In the Ingelmo family, talent is hereditary. A fourth-generation footwear designer, Alejandro Ingelmo inherited the skills of his craft from his grandfather, a Cuban cordwainer who lived in Havana. He was known as the "Ferragamo of Cuba", and owned a beloved shoe store before the family relocated to Miami, where Alejandro grew up.
Since the resurrection of Ingelmo-made footwear, both by Alejandro's father Cristobal, and later by Alejandro himself, the name has become synonymous with forward-thinking designs and a progressive perspective. After a move to New York, Alejandro graduated from Parsons The New School and interned for Donna Karan before launching his eponymous label in 2005. We caught up with the designer to talk about the fundamentals of craftsmanship and where he finds his inspiration.
Are there any techniques that were used by your grandfather that you still use today?
My grandfather taught me many valuable things about the craftsmanship in shoes. All of his shoes were hand-sewn and that is something that I have tried to incorporate in my collection. In addition, I think I have learned to pay very close attention to small detail and this has helped me to make sure my shoes are the best standards.
Tell us about this photo of you in your office. What’s the neighborhood like? What are those photos behind you?
My office and store is in Soho in New York. I love the neighborhood: I can find myself being inspired when I am walking to get coffee. The images behind me are from my grandfather’s store in Cuba as well as his factory from the 1940s in Havana. I like to have it in my office to remind me of where I came from and my roots that ground me.

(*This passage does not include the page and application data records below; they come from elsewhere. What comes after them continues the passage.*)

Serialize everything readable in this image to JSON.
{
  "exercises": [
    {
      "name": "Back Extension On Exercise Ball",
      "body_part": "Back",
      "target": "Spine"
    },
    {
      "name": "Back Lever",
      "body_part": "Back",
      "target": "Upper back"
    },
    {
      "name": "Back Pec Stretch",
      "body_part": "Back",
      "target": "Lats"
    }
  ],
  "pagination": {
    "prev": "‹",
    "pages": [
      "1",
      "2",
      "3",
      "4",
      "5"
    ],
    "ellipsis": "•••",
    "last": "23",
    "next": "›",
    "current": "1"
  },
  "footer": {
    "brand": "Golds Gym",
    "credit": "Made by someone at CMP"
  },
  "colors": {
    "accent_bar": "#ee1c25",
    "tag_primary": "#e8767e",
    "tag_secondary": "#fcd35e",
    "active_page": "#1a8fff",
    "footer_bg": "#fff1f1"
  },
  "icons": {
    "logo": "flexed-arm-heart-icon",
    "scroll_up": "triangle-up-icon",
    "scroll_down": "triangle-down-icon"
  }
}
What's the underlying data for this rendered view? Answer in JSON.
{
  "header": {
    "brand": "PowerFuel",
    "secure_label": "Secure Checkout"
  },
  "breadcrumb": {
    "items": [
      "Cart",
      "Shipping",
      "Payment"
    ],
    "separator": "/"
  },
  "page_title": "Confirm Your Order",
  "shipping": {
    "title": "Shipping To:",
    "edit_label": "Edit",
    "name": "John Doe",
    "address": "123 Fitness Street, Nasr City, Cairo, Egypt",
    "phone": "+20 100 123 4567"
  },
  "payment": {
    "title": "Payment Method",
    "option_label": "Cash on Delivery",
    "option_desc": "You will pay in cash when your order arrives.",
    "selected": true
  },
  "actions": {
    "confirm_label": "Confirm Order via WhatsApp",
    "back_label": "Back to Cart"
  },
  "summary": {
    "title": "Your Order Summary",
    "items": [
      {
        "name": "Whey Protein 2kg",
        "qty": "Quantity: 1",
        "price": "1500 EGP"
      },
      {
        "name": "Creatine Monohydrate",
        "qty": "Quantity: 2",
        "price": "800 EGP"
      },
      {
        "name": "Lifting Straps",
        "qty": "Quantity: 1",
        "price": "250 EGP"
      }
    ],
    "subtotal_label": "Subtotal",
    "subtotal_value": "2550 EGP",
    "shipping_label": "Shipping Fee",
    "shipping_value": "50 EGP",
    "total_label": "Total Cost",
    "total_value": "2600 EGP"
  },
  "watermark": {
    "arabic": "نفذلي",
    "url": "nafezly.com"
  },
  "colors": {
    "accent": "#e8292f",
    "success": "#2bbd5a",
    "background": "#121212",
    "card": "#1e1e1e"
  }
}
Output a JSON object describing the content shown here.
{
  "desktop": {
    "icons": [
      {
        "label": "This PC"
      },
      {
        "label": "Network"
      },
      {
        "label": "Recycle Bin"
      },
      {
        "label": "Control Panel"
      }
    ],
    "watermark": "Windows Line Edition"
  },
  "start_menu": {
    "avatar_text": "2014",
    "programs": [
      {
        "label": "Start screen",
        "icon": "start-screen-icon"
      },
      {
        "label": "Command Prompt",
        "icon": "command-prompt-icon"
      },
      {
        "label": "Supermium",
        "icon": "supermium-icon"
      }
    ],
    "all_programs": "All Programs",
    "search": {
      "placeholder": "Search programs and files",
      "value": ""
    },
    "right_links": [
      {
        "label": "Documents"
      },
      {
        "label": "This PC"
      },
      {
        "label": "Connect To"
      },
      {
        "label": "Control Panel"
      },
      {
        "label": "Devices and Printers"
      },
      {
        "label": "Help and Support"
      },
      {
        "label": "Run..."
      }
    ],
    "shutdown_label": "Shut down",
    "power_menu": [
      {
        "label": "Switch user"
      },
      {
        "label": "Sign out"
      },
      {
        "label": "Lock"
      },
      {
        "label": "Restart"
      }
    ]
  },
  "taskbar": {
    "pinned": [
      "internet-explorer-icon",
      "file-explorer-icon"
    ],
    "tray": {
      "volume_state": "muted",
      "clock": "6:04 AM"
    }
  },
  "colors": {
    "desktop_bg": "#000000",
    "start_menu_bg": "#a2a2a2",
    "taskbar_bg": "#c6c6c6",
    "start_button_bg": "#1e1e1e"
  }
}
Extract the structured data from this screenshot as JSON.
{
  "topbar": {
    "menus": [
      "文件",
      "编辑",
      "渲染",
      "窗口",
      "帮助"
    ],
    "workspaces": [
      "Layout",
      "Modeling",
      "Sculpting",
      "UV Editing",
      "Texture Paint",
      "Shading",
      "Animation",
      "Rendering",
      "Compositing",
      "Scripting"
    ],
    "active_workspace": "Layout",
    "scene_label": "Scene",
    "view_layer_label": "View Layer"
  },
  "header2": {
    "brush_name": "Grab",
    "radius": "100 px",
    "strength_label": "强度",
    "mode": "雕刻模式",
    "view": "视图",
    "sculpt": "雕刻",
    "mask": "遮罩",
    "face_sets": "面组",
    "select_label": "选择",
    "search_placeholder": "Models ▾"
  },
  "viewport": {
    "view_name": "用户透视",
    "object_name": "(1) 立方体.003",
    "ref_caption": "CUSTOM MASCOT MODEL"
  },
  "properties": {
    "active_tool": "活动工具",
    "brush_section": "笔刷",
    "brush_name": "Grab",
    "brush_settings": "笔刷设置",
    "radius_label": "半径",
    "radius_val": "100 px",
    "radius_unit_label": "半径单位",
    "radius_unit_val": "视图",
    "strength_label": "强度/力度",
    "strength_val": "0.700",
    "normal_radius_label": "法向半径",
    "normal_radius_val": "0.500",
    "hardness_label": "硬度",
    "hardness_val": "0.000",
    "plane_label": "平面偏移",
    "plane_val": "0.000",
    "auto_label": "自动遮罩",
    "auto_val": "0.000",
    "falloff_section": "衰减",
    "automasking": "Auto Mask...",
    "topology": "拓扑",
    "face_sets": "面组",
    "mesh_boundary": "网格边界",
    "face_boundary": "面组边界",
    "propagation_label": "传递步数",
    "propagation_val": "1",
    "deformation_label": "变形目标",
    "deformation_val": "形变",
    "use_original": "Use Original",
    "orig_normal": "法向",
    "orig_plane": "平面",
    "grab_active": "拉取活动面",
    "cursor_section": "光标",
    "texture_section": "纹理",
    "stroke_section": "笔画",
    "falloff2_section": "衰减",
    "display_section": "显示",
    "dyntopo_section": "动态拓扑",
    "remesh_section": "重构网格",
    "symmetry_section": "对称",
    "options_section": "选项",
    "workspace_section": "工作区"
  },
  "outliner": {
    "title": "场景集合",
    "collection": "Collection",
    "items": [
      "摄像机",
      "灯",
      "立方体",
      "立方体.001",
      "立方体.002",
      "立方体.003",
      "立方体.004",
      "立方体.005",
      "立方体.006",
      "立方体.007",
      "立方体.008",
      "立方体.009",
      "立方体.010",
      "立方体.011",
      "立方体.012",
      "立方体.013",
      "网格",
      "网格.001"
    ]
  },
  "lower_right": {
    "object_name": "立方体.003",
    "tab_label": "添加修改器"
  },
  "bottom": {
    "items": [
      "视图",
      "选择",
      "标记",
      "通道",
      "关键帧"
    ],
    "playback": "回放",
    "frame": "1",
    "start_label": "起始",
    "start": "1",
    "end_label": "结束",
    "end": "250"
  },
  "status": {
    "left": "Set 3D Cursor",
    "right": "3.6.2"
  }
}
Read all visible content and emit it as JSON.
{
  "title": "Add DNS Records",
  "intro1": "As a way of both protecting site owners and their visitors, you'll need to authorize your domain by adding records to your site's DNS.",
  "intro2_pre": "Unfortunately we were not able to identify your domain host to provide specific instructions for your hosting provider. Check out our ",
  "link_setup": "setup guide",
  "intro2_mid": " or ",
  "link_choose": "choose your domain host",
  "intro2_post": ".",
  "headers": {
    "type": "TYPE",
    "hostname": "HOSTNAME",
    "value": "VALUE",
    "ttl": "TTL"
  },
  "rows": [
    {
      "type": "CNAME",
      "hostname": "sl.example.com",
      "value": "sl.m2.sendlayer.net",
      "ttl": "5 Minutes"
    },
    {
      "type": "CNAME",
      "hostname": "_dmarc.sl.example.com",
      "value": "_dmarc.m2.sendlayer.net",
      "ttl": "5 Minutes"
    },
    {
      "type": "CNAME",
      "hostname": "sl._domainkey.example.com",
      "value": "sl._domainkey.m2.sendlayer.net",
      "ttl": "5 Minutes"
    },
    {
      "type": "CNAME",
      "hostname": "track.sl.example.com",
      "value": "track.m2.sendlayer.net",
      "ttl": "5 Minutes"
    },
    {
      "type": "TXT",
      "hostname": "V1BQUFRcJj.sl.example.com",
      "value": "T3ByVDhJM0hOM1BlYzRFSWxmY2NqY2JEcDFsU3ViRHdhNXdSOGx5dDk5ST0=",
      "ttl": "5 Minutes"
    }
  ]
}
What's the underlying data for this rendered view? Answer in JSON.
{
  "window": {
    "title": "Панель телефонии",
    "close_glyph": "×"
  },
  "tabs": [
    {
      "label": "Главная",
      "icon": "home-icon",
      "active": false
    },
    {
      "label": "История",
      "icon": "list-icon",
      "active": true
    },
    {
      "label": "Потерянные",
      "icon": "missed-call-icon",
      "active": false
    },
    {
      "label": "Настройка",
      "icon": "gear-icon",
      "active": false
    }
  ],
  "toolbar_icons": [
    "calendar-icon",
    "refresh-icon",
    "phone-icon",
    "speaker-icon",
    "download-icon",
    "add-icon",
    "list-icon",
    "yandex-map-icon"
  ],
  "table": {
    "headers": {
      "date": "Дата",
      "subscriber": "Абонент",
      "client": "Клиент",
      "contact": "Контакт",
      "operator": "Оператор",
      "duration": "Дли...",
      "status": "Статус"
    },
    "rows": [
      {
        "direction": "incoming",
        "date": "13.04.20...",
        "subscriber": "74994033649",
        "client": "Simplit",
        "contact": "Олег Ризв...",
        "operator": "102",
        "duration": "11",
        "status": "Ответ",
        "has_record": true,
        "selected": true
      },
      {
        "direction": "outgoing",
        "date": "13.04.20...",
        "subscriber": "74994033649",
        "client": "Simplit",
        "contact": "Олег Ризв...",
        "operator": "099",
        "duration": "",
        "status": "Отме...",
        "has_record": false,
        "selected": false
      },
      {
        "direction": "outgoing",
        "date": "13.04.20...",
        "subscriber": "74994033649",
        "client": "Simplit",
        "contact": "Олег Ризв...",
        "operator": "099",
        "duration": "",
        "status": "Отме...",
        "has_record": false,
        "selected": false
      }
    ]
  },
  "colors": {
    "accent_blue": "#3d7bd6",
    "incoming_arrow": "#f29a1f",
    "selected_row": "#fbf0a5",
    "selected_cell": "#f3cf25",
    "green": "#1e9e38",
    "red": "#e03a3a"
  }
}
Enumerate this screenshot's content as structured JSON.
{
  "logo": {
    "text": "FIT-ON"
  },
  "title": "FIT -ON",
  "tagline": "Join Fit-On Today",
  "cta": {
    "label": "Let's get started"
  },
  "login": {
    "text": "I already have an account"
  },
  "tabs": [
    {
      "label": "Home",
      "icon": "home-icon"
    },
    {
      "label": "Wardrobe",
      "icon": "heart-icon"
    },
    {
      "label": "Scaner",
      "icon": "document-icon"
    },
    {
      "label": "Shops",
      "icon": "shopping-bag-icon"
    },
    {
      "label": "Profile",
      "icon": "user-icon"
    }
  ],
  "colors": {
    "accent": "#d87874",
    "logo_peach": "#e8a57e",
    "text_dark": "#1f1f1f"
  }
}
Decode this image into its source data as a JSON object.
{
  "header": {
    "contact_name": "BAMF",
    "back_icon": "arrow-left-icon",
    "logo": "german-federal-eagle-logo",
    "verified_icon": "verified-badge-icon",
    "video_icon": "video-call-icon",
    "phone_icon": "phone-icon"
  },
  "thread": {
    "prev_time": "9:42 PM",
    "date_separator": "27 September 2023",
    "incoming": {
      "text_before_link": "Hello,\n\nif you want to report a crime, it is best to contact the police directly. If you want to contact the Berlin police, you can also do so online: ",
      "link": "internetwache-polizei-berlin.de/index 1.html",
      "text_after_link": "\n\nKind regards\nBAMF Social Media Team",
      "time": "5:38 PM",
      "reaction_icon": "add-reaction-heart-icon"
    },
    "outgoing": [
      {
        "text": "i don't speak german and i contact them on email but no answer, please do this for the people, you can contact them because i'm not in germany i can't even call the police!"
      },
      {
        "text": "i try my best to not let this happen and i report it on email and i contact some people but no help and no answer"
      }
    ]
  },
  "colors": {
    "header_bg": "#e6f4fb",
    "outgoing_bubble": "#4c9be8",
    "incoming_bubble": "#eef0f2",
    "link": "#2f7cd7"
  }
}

What’s the process of designing a shoe like? How many iterations of the same shoe do you go through before you settle on the one?
I will typically sketch something 4 or 5 times to get it to look exactly as I like. Then a prototype is made, which I will make corrections directly on and pay close attention to the fit and stitching and other details. Then it will be remade until it is perfect. And finally the final sample is made in the materials we chose for the production.
We have a sketch of The Tron, one of your stand-out shoes. Can you tell us a little bit about the inspiration for that one? Why was it named that?
The Tron shoe was named that because the panels looked very futuristic and it was inspired by the movie Tron, which was one of my favorite movies growing up.